Mokbar’s Esther Choi and personal chef Brandon Crowe spend their careers in kitchens, so unsurprisingly, their food and service philosophies spill over into their at-home entertaining. While menu inspirations vary, there is a natural overlap that you'd expect from professional chefs. They both rely on what’s in season, and each is hyper-organized. Brandon likes to be 80 percent finished cooking by the time guests arrive. ”I’m still in the kitchen cooking, but I’m not so busy I can’t have a glass of wine and conversation with them,” he says. Esther makes sauces, chops veggies, and, of course, does all the shopping ahead of time. “You never have enough time the day of, so make sure you already have everything you need at home. Otherwise, it’s not going to happen,” she says with a telling laugh that she’s learned from experience.
For both chefs, family-style is the way to go. “We’re big on collaboration in the kitchen,” Brandon says of the parties he and his wife like to host. “I think guests enjoy feeling like they learned something, even if it’s simple, that they can incorporate into their cooking at home.” He notes that he’s fortunate to have a great home kitchen––a large workspace and island countertop––that was designed with his and his wife’s love of entertaining in mind.
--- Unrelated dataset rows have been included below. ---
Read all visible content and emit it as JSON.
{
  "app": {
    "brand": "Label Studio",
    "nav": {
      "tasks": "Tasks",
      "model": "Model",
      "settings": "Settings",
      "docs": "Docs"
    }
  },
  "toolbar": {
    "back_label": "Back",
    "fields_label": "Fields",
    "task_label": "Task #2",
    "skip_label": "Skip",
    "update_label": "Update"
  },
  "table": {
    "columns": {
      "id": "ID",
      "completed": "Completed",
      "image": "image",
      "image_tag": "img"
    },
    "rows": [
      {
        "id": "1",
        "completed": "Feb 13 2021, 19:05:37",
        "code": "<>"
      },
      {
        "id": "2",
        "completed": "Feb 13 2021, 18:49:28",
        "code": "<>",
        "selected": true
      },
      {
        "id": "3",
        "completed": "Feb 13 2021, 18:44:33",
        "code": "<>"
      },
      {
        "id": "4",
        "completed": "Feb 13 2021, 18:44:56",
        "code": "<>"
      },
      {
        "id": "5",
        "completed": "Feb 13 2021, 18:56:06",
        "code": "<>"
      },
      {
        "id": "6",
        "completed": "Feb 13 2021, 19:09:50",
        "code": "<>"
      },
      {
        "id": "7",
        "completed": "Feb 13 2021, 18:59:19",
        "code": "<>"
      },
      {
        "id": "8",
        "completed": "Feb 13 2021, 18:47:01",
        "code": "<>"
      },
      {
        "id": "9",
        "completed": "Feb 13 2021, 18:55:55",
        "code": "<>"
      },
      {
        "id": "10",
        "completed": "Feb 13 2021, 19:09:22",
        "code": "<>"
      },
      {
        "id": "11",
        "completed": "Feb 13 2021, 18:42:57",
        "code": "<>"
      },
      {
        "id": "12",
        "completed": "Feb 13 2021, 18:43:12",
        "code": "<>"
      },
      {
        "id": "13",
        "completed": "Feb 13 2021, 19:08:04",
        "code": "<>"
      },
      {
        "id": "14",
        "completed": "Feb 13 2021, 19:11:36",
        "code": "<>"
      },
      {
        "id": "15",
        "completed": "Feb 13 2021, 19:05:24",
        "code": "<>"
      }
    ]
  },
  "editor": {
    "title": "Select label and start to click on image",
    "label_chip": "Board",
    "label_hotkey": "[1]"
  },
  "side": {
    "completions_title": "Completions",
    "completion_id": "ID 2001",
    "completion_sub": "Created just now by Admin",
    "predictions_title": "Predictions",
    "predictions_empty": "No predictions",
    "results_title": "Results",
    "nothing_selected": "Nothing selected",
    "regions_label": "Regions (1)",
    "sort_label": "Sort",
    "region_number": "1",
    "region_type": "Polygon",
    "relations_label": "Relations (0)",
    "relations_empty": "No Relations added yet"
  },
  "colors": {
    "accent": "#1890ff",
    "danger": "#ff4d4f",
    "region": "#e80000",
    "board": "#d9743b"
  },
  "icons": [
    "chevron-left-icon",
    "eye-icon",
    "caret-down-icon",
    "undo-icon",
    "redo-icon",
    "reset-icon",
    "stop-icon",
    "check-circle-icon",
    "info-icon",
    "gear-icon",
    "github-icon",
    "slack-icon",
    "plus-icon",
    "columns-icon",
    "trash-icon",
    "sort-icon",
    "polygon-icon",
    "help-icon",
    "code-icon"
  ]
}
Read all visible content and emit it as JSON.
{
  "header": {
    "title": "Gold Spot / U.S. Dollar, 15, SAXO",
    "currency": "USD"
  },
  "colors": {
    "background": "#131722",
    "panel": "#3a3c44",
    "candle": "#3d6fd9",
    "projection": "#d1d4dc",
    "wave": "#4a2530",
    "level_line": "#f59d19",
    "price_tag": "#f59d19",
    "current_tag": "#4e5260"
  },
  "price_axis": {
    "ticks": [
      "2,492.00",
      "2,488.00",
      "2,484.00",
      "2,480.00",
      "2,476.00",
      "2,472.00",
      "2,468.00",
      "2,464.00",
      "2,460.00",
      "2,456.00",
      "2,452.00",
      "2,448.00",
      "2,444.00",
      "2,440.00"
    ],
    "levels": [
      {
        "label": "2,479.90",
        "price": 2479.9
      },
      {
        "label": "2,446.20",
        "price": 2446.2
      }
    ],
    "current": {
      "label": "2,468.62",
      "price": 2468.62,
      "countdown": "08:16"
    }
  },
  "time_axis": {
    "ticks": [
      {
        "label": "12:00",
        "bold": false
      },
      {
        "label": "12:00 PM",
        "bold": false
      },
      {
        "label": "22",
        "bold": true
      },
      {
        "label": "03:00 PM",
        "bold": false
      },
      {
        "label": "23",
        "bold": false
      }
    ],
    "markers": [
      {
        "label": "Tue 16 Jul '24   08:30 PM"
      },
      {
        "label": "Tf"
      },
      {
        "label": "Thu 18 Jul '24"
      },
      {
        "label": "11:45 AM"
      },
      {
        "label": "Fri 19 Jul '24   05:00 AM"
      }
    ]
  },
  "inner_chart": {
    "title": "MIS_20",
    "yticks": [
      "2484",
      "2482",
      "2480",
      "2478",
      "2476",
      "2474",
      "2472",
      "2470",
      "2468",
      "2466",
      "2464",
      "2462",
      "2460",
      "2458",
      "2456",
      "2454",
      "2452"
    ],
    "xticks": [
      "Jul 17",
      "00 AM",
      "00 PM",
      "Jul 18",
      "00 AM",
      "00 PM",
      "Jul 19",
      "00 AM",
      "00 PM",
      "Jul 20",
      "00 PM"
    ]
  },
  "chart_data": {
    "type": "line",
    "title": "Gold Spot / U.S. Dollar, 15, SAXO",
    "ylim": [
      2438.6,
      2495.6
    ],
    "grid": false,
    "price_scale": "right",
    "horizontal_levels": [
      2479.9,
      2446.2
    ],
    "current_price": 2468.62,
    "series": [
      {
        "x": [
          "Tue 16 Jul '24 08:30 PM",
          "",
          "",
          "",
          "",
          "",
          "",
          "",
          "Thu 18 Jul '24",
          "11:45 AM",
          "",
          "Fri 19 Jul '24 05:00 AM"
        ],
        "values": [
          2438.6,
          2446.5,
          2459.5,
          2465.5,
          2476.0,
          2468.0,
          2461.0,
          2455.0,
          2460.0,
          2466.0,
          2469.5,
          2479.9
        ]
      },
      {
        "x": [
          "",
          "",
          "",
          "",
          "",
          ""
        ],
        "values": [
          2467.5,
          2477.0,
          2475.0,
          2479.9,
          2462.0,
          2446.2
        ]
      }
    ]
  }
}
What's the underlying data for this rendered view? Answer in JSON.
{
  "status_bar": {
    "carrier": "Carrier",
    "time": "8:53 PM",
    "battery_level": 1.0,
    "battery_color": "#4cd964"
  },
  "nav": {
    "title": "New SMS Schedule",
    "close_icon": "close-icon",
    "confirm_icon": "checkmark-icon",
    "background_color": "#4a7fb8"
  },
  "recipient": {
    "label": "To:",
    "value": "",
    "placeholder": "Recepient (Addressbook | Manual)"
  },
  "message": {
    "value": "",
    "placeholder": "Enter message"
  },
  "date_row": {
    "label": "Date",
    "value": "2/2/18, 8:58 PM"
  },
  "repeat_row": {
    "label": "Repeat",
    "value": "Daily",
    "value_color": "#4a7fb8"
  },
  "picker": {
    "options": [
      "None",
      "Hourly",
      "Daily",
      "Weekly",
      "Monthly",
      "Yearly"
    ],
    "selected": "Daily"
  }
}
“I take a lot of pride in the design elements of my home,” he says, explaining that what he appreciates about the Café Modern Glass Collection, the array of smart, chef-inspired appliances meant to reflect one’s personal style, is their effortless minimalism. “There’s a lot to be said about appliances with a clean, understated design. When they’re high-performing, they don’t need to be flashy.”
Both Brandon, who is anti serving plated food at dinner parties, and Esther agree that immersive dining experiences are the most fun. “Asian food is very interactive,” says Esther, whose professional specialty is Korean food. “People usually want to get their hands dirty with me.” She leans into dishes like dumplings with a variety of fillings, cooked different ways, or hot pot. “I set out pots of boiling stock and lots of seasonal veggies––whatever is fresh at the market––plus upscale meat like Wagyu and a nice seafood variety like scallops or head-on shrimp. I’ll have noodles and at least four or five dipping sauces. It’s the ultimate hot pot experience.”
For Esther, smart, innovative appliances could work wonders for her dinner parties. “I need to be able to control the temperature and turn off my oven from my phone,” she says, referring to the Wi-Fi–enabled feature on Café Modern Glass ranges. “If I need to run errands, I don’t want to have to babysit a roast that’s going to take four hours. Timing and control are very important when you’re hosting a dinner party because you have a million things you need to do!”
The two chefs also agree that the most important element of a dinner party is making guests feel comforted. Brandon explains: “In my work as a personal chef, sometimes that hour––breakfast, lunch, or dinner––is the only hour where they can forget about their email or put down their phones. I want to create a familial environment where everyone can relax, and I do the same for my dinner parties: hope they forget about everything else and just be completely satisfied with the food, drinks, and company.”
Esther, who learned to cook from her grandmother, still models her cooking after the lessons she learned when she was a child. “My grandmother believed that when you’re hosting, you're cooking for those people; you’re pouring your whole heart and soul into every part of the meal, from the menu planning to buying and cooking the ingredients, right down to clearing the plates,” she says. “At the end of the night, I want people to have the feeling of a happy belly and soul, to feel like they just ate at their grandma’s place.”
Even when they’re off duty, these professional chefs don’t stop thinking about food––how it builds new relationships and connects existing ones. But with a little help from the right appliances, it makes entertaining a little easier, and more stylish too.
Originally Appeared on Bon Appétit